Exercise goal —
Only the lines that contain the string "skill" belong in the answer; pull them from the records.

Component data from apps and pages:
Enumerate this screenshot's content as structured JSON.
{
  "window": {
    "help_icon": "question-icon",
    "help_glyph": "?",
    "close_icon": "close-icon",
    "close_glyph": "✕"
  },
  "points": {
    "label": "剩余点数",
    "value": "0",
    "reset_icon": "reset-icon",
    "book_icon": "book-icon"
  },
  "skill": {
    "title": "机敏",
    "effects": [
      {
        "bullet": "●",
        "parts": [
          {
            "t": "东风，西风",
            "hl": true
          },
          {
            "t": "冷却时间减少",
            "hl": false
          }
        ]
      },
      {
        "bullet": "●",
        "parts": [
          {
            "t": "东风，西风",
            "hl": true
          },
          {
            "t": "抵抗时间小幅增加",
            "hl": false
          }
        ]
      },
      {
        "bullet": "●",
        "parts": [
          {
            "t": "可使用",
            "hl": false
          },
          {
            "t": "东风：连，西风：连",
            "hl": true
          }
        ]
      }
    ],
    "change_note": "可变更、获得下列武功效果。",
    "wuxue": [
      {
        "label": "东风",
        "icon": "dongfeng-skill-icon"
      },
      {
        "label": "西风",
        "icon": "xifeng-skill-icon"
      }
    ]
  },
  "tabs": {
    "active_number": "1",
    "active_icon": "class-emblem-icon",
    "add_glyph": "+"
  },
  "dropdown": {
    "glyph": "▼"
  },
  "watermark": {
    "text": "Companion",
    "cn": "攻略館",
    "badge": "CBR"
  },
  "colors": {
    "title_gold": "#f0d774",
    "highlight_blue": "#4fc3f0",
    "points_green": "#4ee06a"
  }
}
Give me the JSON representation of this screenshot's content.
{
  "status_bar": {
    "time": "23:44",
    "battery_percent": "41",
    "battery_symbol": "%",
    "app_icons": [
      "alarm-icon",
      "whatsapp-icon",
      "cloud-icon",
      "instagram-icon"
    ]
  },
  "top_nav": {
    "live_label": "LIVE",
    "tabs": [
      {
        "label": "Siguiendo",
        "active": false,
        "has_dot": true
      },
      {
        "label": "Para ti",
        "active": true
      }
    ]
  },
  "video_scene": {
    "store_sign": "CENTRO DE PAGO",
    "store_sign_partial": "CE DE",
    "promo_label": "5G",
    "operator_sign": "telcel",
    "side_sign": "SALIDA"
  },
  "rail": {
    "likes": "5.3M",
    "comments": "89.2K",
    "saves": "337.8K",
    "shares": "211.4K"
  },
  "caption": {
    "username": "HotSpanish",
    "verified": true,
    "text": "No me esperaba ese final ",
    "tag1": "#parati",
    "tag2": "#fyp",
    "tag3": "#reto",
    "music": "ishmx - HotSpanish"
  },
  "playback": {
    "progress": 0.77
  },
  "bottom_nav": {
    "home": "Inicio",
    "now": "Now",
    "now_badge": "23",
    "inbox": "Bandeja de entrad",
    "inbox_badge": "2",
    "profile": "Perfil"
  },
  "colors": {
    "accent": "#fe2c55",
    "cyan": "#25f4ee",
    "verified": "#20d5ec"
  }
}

Result of the task —
  "skill": {
        "icon": "dongfeng-skill-icon"
        "icon": "xifeng-skill-icon"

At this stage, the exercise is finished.